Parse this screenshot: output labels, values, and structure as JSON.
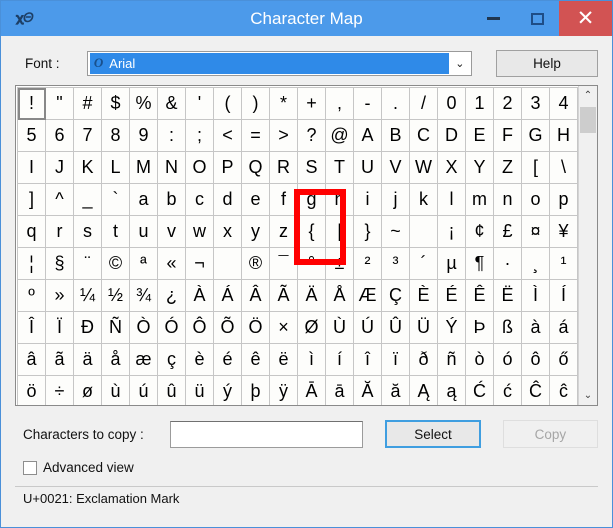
{
  "window": {
    "title": "Character Map",
    "app_icon": "character-map-icon",
    "buttons": {
      "minimize": "–",
      "maximize": "❐",
      "close": "✕"
    }
  },
  "font_row": {
    "label": "Font :",
    "selected_font": "Arial",
    "font_icon": "truetype-icon",
    "dropdown_arrow": "⌄",
    "help_label": "Help"
  },
  "grid": {
    "selected_cell": "!",
    "annotation": {
      "type": "red-rectangle",
      "target_char": "|",
      "color": "#ff0000"
    },
    "rows": [
      [
        "!",
        "\"",
        "#",
        "$",
        "%",
        "&",
        "'",
        "(",
        ")",
        "*",
        "+",
        ",",
        "-",
        ".",
        "/",
        "0",
        "1",
        "2",
        "3",
        "4"
      ],
      [
        "5",
        "6",
        "7",
        "8",
        "9",
        ":",
        ";",
        "<",
        "=",
        ">",
        "?",
        "@",
        "A",
        "B",
        "C",
        "D",
        "E",
        "F",
        "G",
        "H"
      ],
      [
        "I",
        "J",
        "K",
        "L",
        "M",
        "N",
        "O",
        "P",
        "Q",
        "R",
        "S",
        "T",
        "U",
        "V",
        "W",
        "X",
        "Y",
        "Z",
        "[",
        "\\"
      ],
      [
        "]",
        "^",
        "_",
        "`",
        "a",
        "b",
        "c",
        "d",
        "e",
        "f",
        "g",
        "h",
        "i",
        "j",
        "k",
        "l",
        "m",
        "n",
        "o",
        "p"
      ],
      [
        "q",
        "r",
        "s",
        "t",
        "u",
        "v",
        "w",
        "x",
        "y",
        "z",
        "{",
        "|",
        "}",
        "~",
        "",
        "¡",
        "¢",
        "£",
        "¤",
        "¥"
      ],
      [
        "¦",
        "§",
        "¨",
        "©",
        "ª",
        "«",
        "¬",
        "­",
        "®",
        "¯",
        "°",
        "±",
        "²",
        "³",
        "´",
        "µ",
        "¶",
        "·",
        "¸",
        "¹"
      ],
      [
        "º",
        "»",
        "¼",
        "½",
        "¾",
        "¿",
        "À",
        "Á",
        "Â",
        "Ã",
        "Ä",
        "Å",
        "Æ",
        "Ç",
        "È",
        "É",
        "Ê",
        "Ë",
        "Ì",
        "Í"
      ],
      [
        "Î",
        "Ï",
        "Ð",
        "Ñ",
        "Ò",
        "Ó",
        "Ô",
        "Õ",
        "Ö",
        "×",
        "Ø",
        "Ù",
        "Ú",
        "Û",
        "Ü",
        "Ý",
        "Þ",
        "ß",
        "à",
        "á"
      ],
      [
        "â",
        "ã",
        "ä",
        "å",
        "æ",
        "ç",
        "è",
        "é",
        "ê",
        "ë",
        "ì",
        "í",
        "î",
        "ï",
        "ð",
        "ñ",
        "ò",
        "ó",
        "ô",
        "ő"
      ],
      [
        "ö",
        "÷",
        "ø",
        "ù",
        "ú",
        "û",
        "ü",
        "ý",
        "þ",
        "ÿ",
        "Ā",
        "ā",
        "Ă",
        "ă",
        "Ą",
        "ą",
        "Ć",
        "ć",
        "Ĉ",
        "ĉ"
      ]
    ],
    "scrollbar": {
      "up_arrow": "⌃",
      "down_arrow": "⌄"
    }
  },
  "bottom": {
    "copy_label": "Characters to copy :",
    "copy_value": "",
    "copy_placeholder": "",
    "select_label": "Select",
    "copy_button_label": "Copy",
    "copy_button_disabled": true,
    "advanced_view_label": "Advanced view",
    "advanced_view_checked": false
  },
  "statusbar": {
    "text": "U+0021: Exclamation Mark"
  }
}
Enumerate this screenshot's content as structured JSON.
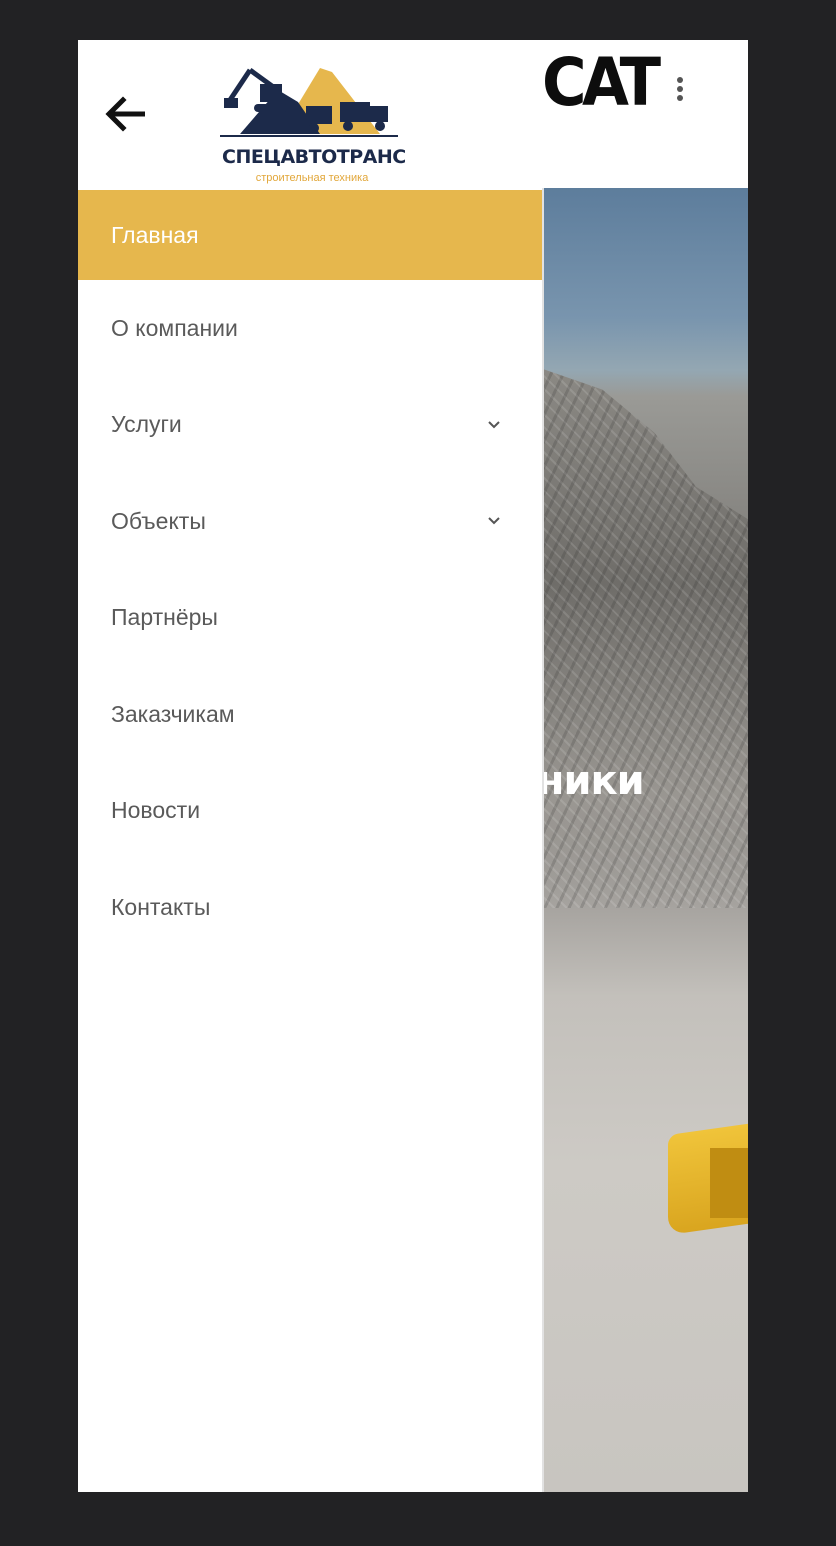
{
  "header": {
    "back_icon": "arrow-left-icon",
    "logo": {
      "title": "СПЕЦАВТОТРАНС",
      "subtitle": "строительная техника"
    },
    "brand": "CAT",
    "menu_icon": "kebab-menu-icon"
  },
  "hero": {
    "text": "хники"
  },
  "drawer": {
    "items": [
      {
        "label": "Главная",
        "active": true,
        "has_submenu": false
      },
      {
        "label": "О компании",
        "active": false,
        "has_submenu": false
      },
      {
        "label": "Услуги",
        "active": false,
        "has_submenu": true
      },
      {
        "label": "Объекты",
        "active": false,
        "has_submenu": true
      },
      {
        "label": "Партнёры",
        "active": false,
        "has_submenu": false
      },
      {
        "label": "Заказчикам",
        "active": false,
        "has_submenu": false
      },
      {
        "label": "Новости",
        "active": false,
        "has_submenu": false
      },
      {
        "label": "Контакты",
        "active": false,
        "has_submenu": false
      }
    ]
  },
  "colors": {
    "accent": "#e6b74d",
    "text": "#5a5a5a",
    "navy": "#1c2a4a",
    "orange": "#e2a73a"
  }
}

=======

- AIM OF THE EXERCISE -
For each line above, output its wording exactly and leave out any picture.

- RESULT FOR THIS EXERCISE -
Parse this screenshot: output labels, values, and structure as JSON.
{
  "window": {
    "title": "Character Map",
    "app_icon": "character-map-icon",
    "buttons": {
      "minimize": "–",
      "maximize": "❐",
      "close": "✕"
    }
  },
  "font_row": {
    "label": "Font :",
    "selected_font": "Arial",
    "font_icon": "truetype-icon",
    "dropdown_arrow": "⌄",
    "help_label": "Help"
  },
  "grid": {
    "selected_cell": "!",
    "annotation": {
      "type": "red-rectangle",
      "target_char": "|",
      "color": "#ff0000"
    },
    "rows": [
      [
        "!",
        "\"",
        "#",
        "$",
        "%",
        "&",
        "'",
        "(",
        ")",
        "*",
        "+",
        ",",
        "-",
        ".",
        "/",
        "0",
        "1",
        "2",
        "3",
        "4"
      ],
      [
        "5",
        "6",
        "7",
        "8",
        "9",
        ":",
        ";",
        "<",
        "=",
        ">",
        "?",
        "@",
        "A",
        "B",
        "C",
        "D",
        "E",
        "F",
        "G",
        "H"
      ],
      [
        "I",
        "J",
        "K",
        "L",
        "M",
        "N",
        "O",
        "P",
        "Q",
        "R",
        "S",
        "T",
        "U",
        "V",
        "W",
        "X",
        "Y",
        "Z",
        "[",
        "\\"
      ],
      [
        "]",
        "^",
        "_",
        "`",
        "a",
        "b",
        "c",
        "d",
        "e",
        "f",
        "g",
        "h",
        "i",
        "j",
        "k",
        "l",
        "m",
        "n",
        "o",
        "p"
      ],
      [
        "q",
        "r",
        "s",
        "t",
        "u",
        "v",
        "w",
        "x",
        "y",
        "z",
        "{",
        "|",
        "}",
        "~",
        "",
        "¡",
        "¢",
        "£",
        "¤",
        "¥"
      ],
      [
        "¦",
        "§",
        "¨",
        "©",
        "ª",
        "«",
        "¬",
        "­",
        "®",
        "¯",
        "°",
        "±",
        "²",
        "³",
        "´",
        "µ",
        "¶",
        "·",
        "¸",
        "¹"
      ],
      [
        "º",
        "»",
        "¼",
        "½",
        "¾",
        "¿",
        "À",
        "Á",
        "Â",
        "Ã",
        "Ä",
        "Å",
        "Æ",
        "Ç",
        "È",
        "É",
        "Ê",
        "Ë",
        "Ì",
        "Í"
      ],
      [
        "Î",
        "Ï",
        "Ð",
        "Ñ",
        "Ò",
        "Ó",
        "Ô",
        "Õ",
        "Ö",
        "×",
        "Ø",
        "Ù",
        "Ú",
        "Û",
        "Ü",
        "Ý",
        "Þ",
        "ß",
        "à",
        "á"
      ],
      [
        "â",
        "ã",
        "ä",
        "å",
        "æ",
        "ç",
        "è",
        "é",
        "ê",
        "ë",
        "ì",
        "í",
        "î",
        "ï",
        "ð",
        "ñ",
        "ò",
        "ó",
        "ô",
        "ő"
      ],
      [
        "ö",
        "÷",
        "ø",
        "ù",
        "ú",
        "û",
        "ü",
        "ý",
        "þ",
        "ÿ",
        "Ā",
        "ā",
        "Ă",
        "ă",
        "Ą",
        "ą",
        "Ć",
        "ć",
        "Ĉ",
        "ĉ"
      ]
    ],
    "scrollbar": {
      "up_arrow": "⌃",
      "down_arrow": "⌄"
    }
  },
  "bottom": {
    "copy_label": "Characters to copy :",
    "copy_value": "",
    "copy_placeholder": "",
    "select_label": "Select",
    "copy_button_label": "Copy",
    "copy_button_disabled": true,
    "advanced_view_label": "Advanced view",
    "advanced_view_checked": false
  },
  "statusbar": {
    "text": "U+0021: Exclamation Mark"
  }
}
Enumerate this screenshot's content as structured JSON.
{
  "header": {
    "back_icon": "arrow-left-icon",
    "logo": {
      "title": "СПЕЦАВТОТРАНС",
      "subtitle": "строительная техника"
    },
    "brand": "CAT",
    "menu_icon": "kebab-menu-icon"
  },
  "hero": {
    "text": "хники"
  },
  "drawer": {
    "items": [
      {
        "label": "Главная",
        "active": true,
        "has_submenu": false
      },
      {
        "label": "О компании",
        "active": false,
        "has_submenu": false
      },
      {
        "label": "Услуги",
        "active": false,
        "has_submenu": true
      },
      {
        "label": "Объекты",
        "active": false,
        "has_submenu": true
      },
      {
        "label": "Партнёры",
        "active": false,
        "has_submenu": false
      },
      {
        "label": "Заказчикам",
        "active": false,
        "has_submenu": false
      },
      {
        "label": "Новости",
        "active": false,
        "has_submenu": false
      },
      {
        "label": "Контакты",
        "active": false,
        "has_submenu": false
      }
    ]
  },
  "colors": {
    "accent": "#e6b74d",
    "text": "#5a5a5a",
    "navy": "#1c2a4a",
    "orange": "#e2a73a"
  }
}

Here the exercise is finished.